#### [Problem requirements]
From the entries that follow, report every line in which "Phattaraporn" occurs.

#### [Records supplied]
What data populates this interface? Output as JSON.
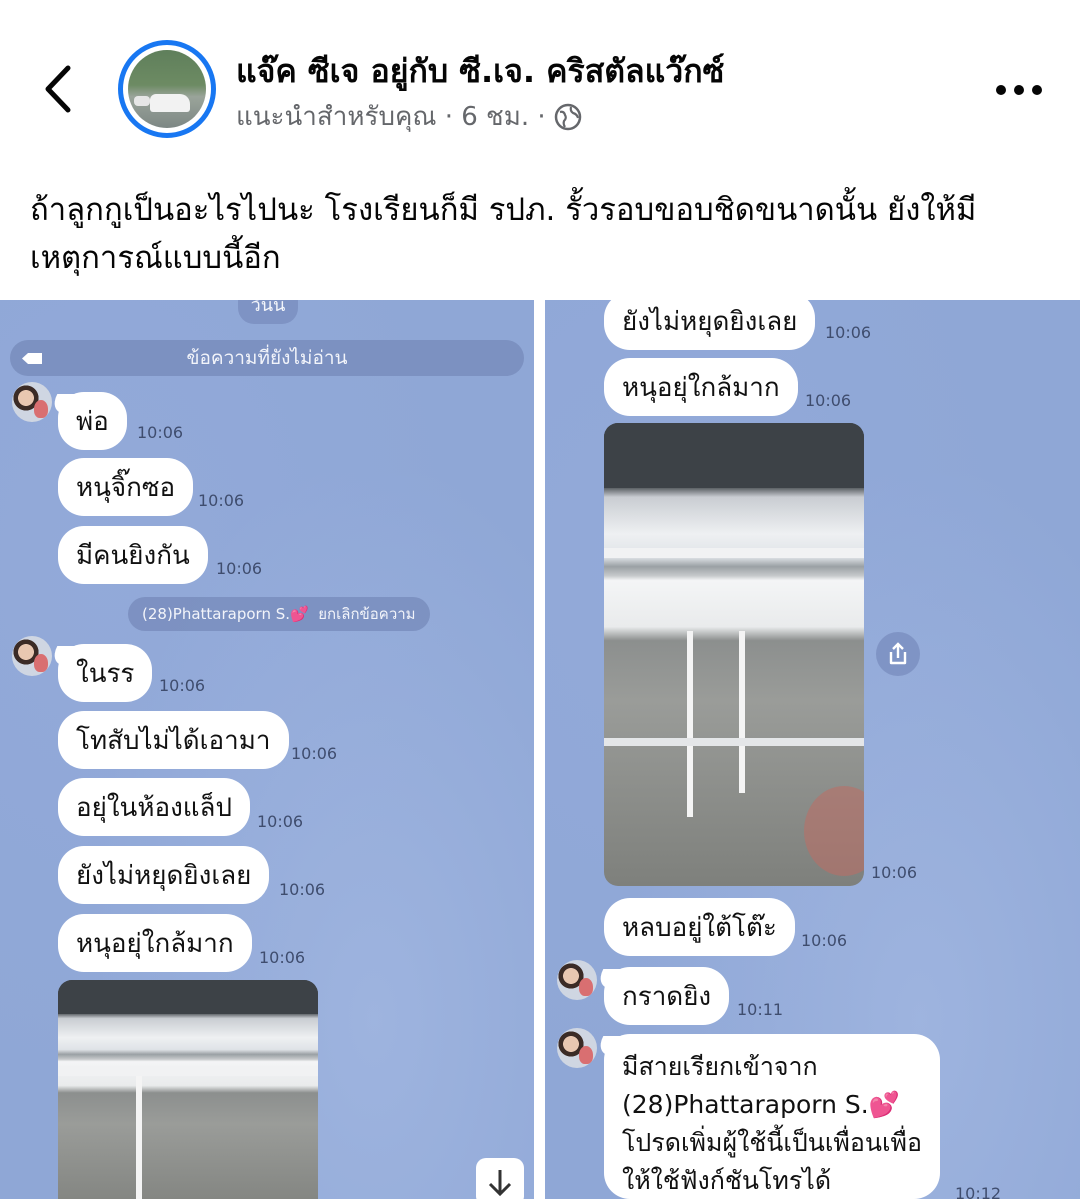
{
  "header": {
    "page_name": "แจ๊ค ซีเจ อยู่กับ ซี.เจ. คริสตัลแว๊กซ์",
    "subtitle": "แนะนำสำหรับคุณ · 6 ชม. ·",
    "icons": [
      "chevron-left-icon",
      "globe-icon",
      "more-icon"
    ]
  },
  "post": {
    "text": "ถ้าลูกกูเป็นอะไรไปนะ โรงเรียนก็มี รปภ. รั้วรอบขอบชิดขนาดนั้น ยังให้มีเหตุการณ์แบบนี้อีก"
  },
  "left_chat": {
    "date_pill": "วันนี้",
    "unread": "ข้อความที่ยังไม่อ่าน",
    "messages": [
      {
        "text": "พ่อ",
        "time": "10:06"
      },
      {
        "text": "หนุจิ๊กซอ",
        "time": "10:06"
      },
      {
        "text": "มีคนยิงกัน",
        "time": "10:06"
      },
      {
        "text": "ในรร",
        "time": "10:06"
      },
      {
        "text": "โทสับไม่ได้เอามา",
        "time": "10:06"
      },
      {
        "text": "อยุ่ในห้องแล็ป",
        "time": "10:06"
      },
      {
        "text": "ยังไม่หยุดยิงเลย",
        "time": "10:06"
      },
      {
        "text": "หนุอยุ่ใกล้มาก",
        "time": "10:06"
      }
    ],
    "system_msg": {
      "name": "(28)Phattaraporn S.",
      "heart": "💕",
      "action": "ยกเลิกข้อความ"
    }
  },
  "right_chat": {
    "messages": [
      {
        "text": "ยังไม่หยุดยิงเลย",
        "time": "10:06"
      },
      {
        "text": "หนุอยุ่ใกล้มาก",
        "time": "10:06"
      },
      {
        "text": "หลบอยู่ใต้โต๊ะ",
        "time": "10:06"
      },
      {
        "text": "กราดยิง",
        "time": "10:11"
      }
    ],
    "photo_time": "10:06",
    "call_msg": {
      "line1": "มีสายเรียกเข้าจาก",
      "line2": "(28)Phattaraporn S.",
      "heart": "💕",
      "line3": "โปรดเพิ่มผู้ใช้นี้เป็นเพื่อนเพื่อ",
      "line4": "ให้ใช้ฟังก์ชันโทรได้",
      "time": "10:12"
    }
  }
}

#### [Answer to this exercise]
      "name": "(28)Phattaraporn S.",
      "line2": "(28)Phattaraporn S.",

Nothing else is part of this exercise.